Work task: Locate every line in the records below that contains the word "JSON", and copy each one.

(Items from a data source)
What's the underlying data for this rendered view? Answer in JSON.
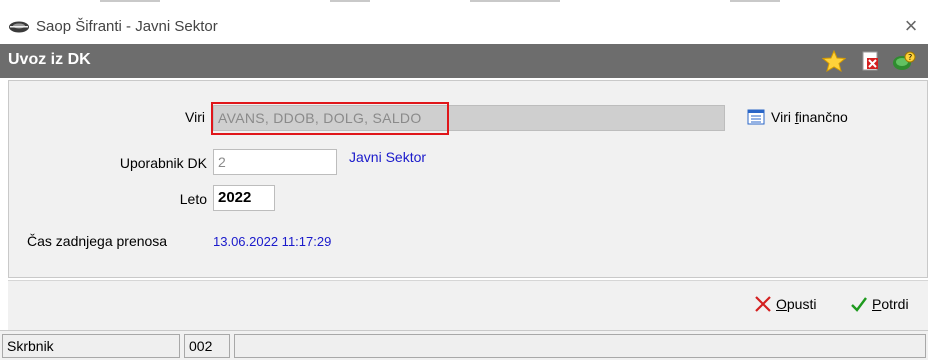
{
  "window": {
    "title": "Saop Šifranti - Javni Sektor",
    "close_symbol": "×"
  },
  "header": {
    "title": "Uvoz iz DK",
    "icons": [
      "star-icon",
      "delete-document-icon",
      "help-icon"
    ]
  },
  "form": {
    "viri": {
      "label": "Viri",
      "value": "AVANS, DDOB, DOLG, SALDO"
    },
    "viri_financno": {
      "label_pre": "Viri ",
      "label_mnemonic": "f",
      "label_post": "inančno"
    },
    "uporabnik": {
      "label": "Uporabnik DK",
      "value": "2",
      "name": "Javni Sektor"
    },
    "leto": {
      "label": "Leto",
      "value": "2022"
    },
    "cas": {
      "label": "Čas zadnjega prenosa",
      "value": "13.06.2022 11:17:29"
    }
  },
  "buttons": {
    "opusti": {
      "mnemonic": "O",
      "rest": "pusti"
    },
    "potrdi": {
      "mnemonic": "P",
      "rest": "otrdi"
    }
  },
  "statusbar": {
    "user": "Skrbnik",
    "code": "002"
  },
  "colors": {
    "header_bg": "#6d6d6d",
    "link": "#1a1acb",
    "highlight": "#e0161a"
  }
}
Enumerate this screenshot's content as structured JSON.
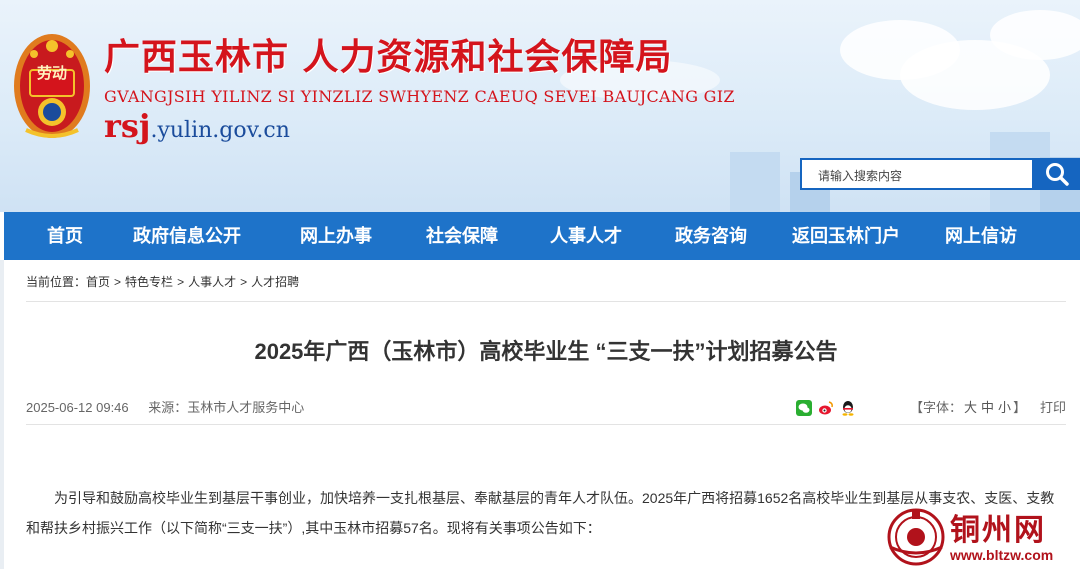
{
  "header": {
    "title": "广西玉林市 人力资源和社会保障局",
    "pinyin": "GVANGJSIH YILINZ SI YINZLIZ SWHYENZ CAEUQ SEVEI BAUJCANG GIZ",
    "domain_prefix": "rsj",
    "domain_suffix": ".yulin.gov.cn",
    "emblem_text": "劳动"
  },
  "search": {
    "placeholder": "请输入搜索内容",
    "icon": "search-icon"
  },
  "nav": {
    "items": [
      {
        "label": "首页"
      },
      {
        "label": "政府信息公开"
      },
      {
        "label": "网上办事"
      },
      {
        "label": "社会保障"
      },
      {
        "label": "人事人才"
      },
      {
        "label": "政务咨询"
      },
      {
        "label": "返回玉林门户"
      },
      {
        "label": "网上信访"
      }
    ]
  },
  "breadcrumb": {
    "label": "当前位置：",
    "items": [
      "首页",
      "特色专栏",
      "人事人才",
      "人才招聘"
    ],
    "separator": ">"
  },
  "article": {
    "title": "2025年广西（玉林市）高校毕业生 “三支一扶”计划招募公告",
    "date": "2025-06-12 09:46",
    "source_label": "来源：",
    "source": "玉林市人才服务中心",
    "share_icons": [
      "wechat-icon",
      "weibo-icon",
      "qq-icon"
    ],
    "font_size_label_open": "【字体：",
    "font_sizes": [
      "大",
      "中",
      "小"
    ],
    "font_size_label_close": "】",
    "print_label": "打印",
    "body": "为引导和鼓励高校毕业生到基层干事创业，加快培养一支扎根基层、奉献基层的青年人才队伍。2025年广西将招募1652名高校毕业生到基层从事支农、支医、支教和帮扶乡村振兴工作（以下简称“三支一扶”）,其中玉林市招募57名。现将有关事项公告如下："
  },
  "watermark": {
    "name": "铜州网",
    "url": "www.bltzw.com"
  },
  "colors": {
    "brand_red": "#d4141c",
    "nav_blue": "#1e73c9",
    "search_blue": "#1565c0"
  }
}
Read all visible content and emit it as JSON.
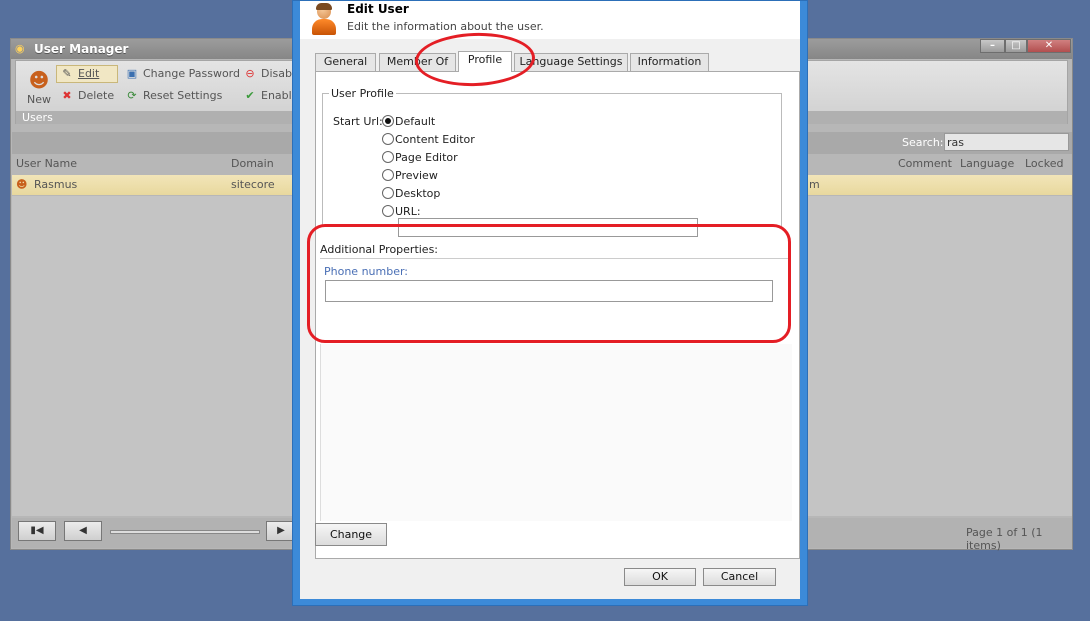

Answer space:
What's the underlying data for this rendered view? Answer in JSON.
Enumerate this screenshot's content as structured JSON.
Read all visible content and emit it as JSON.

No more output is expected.